    Bannister, R.L. [Westinghouse Electric Corp., Orlando, FL (United States); Macak, J.J. III [Mostardi-Platt Associates, Inc., Elmhurst, IL (United States); Newby, R.A. [Westinghouse Science and Technology Center, Pittsburgh, PA (United States)

    1995-12-31T23:59:59.000Z

    Today, federal, state and local governmental agencies have enacted comprehensive legislation on power generation emission limits which affects all aspects of the energy sector. This paper reviews the indirect impact of Performance Test Codes on environmental testing, reviewing past, current, and future practices.
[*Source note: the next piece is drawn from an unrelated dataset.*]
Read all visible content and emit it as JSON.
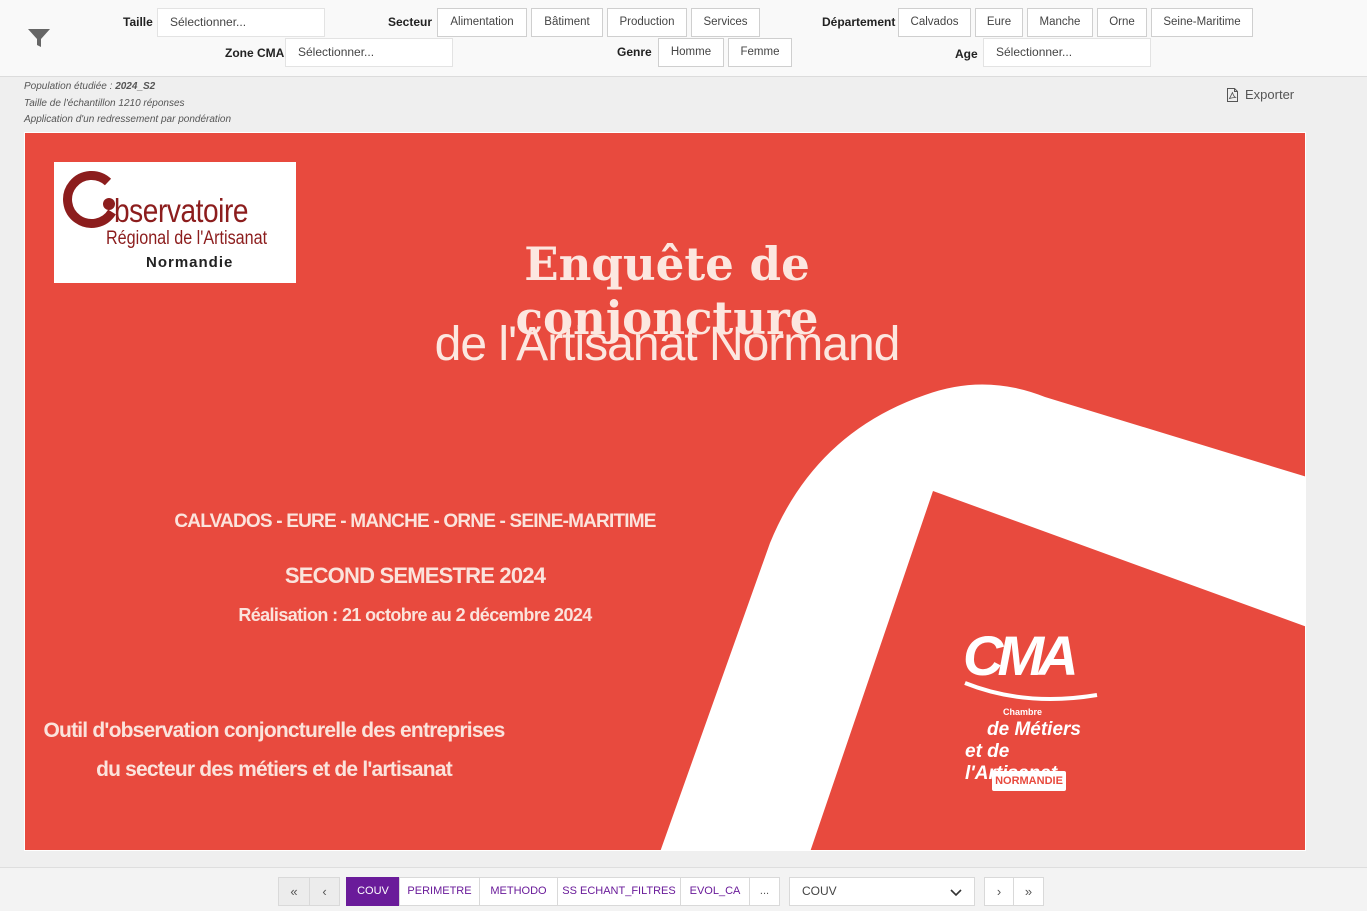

Existing codes and three new codes currently under development will be cited along with possible future code development.

  18. SECTION GS1020 CONSTRUCTION CODE REQUIREMENTS

    E-Print Network [OSTI]

    Zhang, Yuanlin

    101, Life Safety Code; 5. National Fire Protection Association Codes and Standards; 6. ANSI/ASME A17SECTION GS1020 ­ CONSTRUCTION CODE REQUIREMENTS PART 1 - GENERAL 1.1 RELATED DOCUMENTS A. Drawings includes the following: 1. Construction code requirements for all construction at Texas Tech University. 1

  19. Carbon ion pump for removal of carbon dioxide from combustion gas and other gas mixtures

    DOE Patents [OSTI]

    Aines, Roger D.; Bourcier, William L.

    2014-08-19T23:59:59.000Z

    A novel method and system of separating carbon dioxide from flue gas is introduced. Instead of relying on large temperature or pressure changes to remove carbon dioxide from a solvent used to absorb it from flue gas, the ion pump method, as disclosed herein, dramatically increases the concentration of dissolved carbonate ion in solution. This increases the overlying vapor pressure of carbon dioxide gas, permitting carbon dioxide to be removed from the downstream side of the ion pump as a pure gas. The ion pumping may be obtained from reverse osmosis, electrodialysis, thermal desalination methods, or an ion pump system having an oscillating flow in synchronization with an induced electric field.

  20. Carbon ion pump for removal of carbon dioxide from combustion gas and other gas mixtures

    DOE Patents [OSTI]

    Aines, Roger D. (Livermore, CA); Bourcier, William L. (Livermore, CA)

    2010-11-09T23:59:59.000Z

    A novel method and system of separating carbon dioxide from flue gas is introduced. Instead of relying on large temperature or pressure changes to remove carbon dioxide from a solvent used to absorb it from flue gas, the ion pump method, as disclosed herein, dramatically increases the concentration of dissolved carbonate ion in solution. This increases the overlying vapor pressure of carbon dioxide gas, permitting carbon dioxide to be removed from the downstream side of the ion pump as a pure gas. The ion pumping may be obtained from reverse osmosis, electrodialysis, thermal desalination methods, or an ion pump system having an oscillating flow in synchronization with an induced electric field.